Thursday, June 02, 2005

When Violence Comes to Campus

There's a lot to be said in conservative circles lately about the pitfalls of the college experience. I'll admit to feeling like an alien in the land of the university sometimes. I'd be lying if I said there wasn't a certain stigma about being Christian (not just professing, but living) and/or conservative in the culture generally, and in certain humanities departments particularly.

However, it's really not as bad as it could be.

Time's most recent issue (June 6) had an article (see link) about recent incidents at Baghdad University, in which, essentially, the student body has descended to sectarian violence. A student tried to have a party to celebrate the gains of Shi'a in the new government and was killed by a group of Sunnis, setting off a cascade reaction.

What has been happening in the larger culture is happening in the campus now, too. The students (at least, according to the article) seem to be splitting into sectarian groups; violence, or the threat thereof, is on the rise; security is rising dramatically in order to protect the students. And it's not limited to students. Professors have become a popular target for violence or even kidnappings. It's an atmosphere that makes learning difficult.

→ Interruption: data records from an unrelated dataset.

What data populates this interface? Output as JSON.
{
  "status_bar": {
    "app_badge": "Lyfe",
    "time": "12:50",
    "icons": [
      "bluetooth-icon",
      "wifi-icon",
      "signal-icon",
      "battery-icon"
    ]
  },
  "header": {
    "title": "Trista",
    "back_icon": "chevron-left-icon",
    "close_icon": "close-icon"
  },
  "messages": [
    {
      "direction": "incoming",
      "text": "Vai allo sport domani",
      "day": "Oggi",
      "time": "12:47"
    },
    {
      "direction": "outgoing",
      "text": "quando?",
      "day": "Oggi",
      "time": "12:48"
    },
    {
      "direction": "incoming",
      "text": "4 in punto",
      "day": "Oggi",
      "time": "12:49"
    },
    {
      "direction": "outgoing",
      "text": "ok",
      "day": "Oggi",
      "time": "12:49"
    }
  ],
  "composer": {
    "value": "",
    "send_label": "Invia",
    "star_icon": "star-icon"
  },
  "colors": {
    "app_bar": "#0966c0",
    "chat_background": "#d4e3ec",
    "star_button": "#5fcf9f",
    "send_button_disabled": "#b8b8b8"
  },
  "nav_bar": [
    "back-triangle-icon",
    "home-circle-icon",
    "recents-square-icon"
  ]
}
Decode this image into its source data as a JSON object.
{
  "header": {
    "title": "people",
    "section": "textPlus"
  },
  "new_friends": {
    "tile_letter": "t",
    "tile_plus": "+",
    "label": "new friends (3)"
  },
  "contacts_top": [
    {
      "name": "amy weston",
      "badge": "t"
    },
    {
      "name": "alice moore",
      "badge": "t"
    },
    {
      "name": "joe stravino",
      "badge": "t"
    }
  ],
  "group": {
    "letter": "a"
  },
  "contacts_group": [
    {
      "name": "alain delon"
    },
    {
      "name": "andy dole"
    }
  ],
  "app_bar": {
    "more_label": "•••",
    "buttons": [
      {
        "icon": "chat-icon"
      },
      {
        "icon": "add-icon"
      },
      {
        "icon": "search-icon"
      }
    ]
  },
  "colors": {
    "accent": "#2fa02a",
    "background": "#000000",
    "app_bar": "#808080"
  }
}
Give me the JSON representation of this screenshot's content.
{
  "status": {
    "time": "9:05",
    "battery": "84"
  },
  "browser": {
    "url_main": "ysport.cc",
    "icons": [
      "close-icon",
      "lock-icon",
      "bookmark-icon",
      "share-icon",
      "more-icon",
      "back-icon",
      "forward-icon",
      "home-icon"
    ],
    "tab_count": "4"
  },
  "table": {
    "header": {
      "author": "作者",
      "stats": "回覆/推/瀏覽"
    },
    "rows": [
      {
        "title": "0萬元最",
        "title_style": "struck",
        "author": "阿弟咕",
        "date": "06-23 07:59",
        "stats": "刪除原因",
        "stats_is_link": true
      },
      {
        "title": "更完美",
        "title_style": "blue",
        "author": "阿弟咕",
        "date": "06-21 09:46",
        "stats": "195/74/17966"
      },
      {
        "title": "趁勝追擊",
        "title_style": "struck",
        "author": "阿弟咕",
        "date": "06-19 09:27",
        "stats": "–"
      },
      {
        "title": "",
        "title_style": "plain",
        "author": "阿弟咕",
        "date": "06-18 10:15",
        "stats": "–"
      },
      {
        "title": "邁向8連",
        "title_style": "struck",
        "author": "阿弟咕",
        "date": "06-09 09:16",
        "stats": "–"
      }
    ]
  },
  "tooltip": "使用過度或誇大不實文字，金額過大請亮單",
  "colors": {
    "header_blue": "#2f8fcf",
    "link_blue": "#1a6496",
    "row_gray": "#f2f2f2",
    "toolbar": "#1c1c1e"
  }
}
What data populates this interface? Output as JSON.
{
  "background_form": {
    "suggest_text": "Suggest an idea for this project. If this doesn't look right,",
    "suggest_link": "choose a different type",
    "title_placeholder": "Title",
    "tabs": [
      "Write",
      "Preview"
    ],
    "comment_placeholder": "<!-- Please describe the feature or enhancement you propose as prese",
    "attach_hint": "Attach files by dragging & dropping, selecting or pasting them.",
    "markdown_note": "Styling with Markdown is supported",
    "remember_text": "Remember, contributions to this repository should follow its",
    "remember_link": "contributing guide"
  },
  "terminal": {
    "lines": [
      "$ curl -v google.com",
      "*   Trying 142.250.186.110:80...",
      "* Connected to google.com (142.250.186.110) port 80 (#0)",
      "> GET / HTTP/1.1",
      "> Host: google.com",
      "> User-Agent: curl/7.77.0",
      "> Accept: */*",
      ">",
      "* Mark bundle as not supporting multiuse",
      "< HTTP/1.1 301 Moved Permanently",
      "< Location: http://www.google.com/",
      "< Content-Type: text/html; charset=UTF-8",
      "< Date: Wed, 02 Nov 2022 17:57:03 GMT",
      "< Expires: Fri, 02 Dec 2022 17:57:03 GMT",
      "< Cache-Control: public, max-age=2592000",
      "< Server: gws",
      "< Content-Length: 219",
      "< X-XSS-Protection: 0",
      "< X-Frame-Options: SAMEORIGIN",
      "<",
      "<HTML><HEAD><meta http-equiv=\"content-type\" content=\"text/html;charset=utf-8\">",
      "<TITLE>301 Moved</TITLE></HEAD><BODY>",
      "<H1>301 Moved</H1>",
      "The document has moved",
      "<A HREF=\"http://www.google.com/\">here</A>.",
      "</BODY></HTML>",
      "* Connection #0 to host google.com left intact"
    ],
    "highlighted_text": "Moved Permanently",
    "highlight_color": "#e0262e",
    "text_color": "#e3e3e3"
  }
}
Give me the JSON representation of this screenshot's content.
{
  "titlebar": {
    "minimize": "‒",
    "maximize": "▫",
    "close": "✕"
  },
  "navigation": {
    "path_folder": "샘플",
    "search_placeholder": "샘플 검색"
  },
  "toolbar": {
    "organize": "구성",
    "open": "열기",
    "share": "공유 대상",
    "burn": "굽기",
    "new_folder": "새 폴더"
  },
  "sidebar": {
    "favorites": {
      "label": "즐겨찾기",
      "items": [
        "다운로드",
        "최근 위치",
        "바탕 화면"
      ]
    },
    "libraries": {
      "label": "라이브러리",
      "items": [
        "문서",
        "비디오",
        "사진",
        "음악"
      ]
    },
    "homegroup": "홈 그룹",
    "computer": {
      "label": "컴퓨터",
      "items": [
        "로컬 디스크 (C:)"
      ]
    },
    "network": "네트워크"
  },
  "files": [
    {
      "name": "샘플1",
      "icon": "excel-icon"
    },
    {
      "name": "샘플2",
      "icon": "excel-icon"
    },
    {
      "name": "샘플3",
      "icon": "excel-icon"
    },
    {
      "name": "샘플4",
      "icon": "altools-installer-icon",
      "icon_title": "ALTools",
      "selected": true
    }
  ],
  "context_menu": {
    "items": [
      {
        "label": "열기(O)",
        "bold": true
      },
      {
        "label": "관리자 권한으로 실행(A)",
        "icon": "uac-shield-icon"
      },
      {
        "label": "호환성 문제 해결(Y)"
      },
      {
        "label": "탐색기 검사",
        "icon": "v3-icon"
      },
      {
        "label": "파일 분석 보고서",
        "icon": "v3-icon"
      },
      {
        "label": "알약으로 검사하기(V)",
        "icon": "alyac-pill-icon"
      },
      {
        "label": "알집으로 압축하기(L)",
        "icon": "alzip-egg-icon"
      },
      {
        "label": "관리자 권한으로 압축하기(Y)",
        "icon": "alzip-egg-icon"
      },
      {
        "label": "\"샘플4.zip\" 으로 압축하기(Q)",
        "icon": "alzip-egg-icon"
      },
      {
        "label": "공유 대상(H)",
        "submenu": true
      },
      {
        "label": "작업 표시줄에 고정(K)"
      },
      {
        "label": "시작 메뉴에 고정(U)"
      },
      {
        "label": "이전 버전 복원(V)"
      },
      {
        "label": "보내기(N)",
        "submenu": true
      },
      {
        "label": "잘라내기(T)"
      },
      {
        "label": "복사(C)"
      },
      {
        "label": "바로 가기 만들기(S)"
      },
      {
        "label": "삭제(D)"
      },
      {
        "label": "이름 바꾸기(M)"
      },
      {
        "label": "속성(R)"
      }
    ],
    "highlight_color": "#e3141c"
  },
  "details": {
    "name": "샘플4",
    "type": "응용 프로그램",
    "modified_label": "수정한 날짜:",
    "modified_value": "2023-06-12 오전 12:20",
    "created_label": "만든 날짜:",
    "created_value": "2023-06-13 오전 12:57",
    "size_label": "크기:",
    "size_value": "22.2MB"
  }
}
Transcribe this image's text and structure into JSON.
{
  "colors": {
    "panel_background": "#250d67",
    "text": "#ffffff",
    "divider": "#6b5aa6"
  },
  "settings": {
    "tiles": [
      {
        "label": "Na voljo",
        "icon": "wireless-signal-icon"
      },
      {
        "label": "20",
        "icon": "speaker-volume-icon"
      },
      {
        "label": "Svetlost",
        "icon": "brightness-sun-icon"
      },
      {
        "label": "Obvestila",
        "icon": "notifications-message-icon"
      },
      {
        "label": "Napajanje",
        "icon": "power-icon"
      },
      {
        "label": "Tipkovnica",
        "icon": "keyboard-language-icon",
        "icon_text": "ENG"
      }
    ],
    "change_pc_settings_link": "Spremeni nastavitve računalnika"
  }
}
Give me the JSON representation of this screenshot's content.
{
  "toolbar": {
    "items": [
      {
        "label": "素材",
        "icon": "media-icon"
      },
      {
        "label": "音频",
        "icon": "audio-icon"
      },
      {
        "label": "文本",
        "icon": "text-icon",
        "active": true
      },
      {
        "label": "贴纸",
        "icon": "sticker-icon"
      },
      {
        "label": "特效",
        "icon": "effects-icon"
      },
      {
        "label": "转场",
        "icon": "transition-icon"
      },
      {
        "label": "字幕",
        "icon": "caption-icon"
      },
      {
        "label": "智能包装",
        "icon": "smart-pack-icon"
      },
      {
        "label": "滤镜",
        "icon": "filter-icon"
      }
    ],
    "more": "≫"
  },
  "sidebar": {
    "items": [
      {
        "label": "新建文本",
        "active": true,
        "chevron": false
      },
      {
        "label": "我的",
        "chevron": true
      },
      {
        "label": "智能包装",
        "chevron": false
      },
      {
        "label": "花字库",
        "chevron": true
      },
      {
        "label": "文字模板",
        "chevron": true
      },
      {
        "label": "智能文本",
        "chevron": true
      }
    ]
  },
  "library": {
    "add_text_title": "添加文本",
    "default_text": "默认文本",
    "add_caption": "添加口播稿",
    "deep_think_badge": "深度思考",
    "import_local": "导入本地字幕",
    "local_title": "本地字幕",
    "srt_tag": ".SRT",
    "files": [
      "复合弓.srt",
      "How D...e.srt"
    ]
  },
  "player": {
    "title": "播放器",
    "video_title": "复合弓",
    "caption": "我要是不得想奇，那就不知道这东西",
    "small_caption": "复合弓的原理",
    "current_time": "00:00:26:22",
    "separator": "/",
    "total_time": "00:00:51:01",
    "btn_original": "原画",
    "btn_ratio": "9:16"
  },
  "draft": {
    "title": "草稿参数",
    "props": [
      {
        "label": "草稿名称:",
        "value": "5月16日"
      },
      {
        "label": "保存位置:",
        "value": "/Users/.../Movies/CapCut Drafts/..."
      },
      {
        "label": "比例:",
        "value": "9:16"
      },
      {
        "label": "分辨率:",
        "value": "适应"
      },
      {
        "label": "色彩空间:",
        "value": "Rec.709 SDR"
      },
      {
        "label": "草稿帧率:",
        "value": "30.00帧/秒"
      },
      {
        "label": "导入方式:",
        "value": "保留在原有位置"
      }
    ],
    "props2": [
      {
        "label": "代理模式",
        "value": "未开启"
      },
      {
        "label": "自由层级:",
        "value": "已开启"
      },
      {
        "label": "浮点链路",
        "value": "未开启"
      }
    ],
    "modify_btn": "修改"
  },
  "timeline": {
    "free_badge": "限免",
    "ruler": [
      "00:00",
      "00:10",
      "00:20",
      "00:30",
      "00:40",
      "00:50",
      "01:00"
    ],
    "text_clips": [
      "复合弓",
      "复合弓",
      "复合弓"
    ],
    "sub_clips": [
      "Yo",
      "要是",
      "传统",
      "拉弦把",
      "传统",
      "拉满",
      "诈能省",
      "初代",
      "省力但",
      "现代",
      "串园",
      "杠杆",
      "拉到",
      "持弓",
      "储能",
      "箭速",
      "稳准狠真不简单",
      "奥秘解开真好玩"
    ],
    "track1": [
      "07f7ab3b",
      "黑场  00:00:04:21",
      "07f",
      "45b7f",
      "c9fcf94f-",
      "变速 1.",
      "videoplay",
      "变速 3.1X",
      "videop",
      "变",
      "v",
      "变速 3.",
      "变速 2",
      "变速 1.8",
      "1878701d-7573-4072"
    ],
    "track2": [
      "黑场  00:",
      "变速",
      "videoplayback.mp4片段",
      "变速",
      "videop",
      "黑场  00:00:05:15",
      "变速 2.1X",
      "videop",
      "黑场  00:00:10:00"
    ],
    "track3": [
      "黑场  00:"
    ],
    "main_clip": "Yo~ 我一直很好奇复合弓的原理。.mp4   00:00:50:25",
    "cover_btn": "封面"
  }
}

I'm not saying that the marginalization of conservative voices on American campuses is acceptable, and I certainly decry the animosity (or sometimes apathy) of the American college culture to religion in general (and Christianity in specific), but we should not take for granted what we have. The alternative could be a lot worse.

No comments: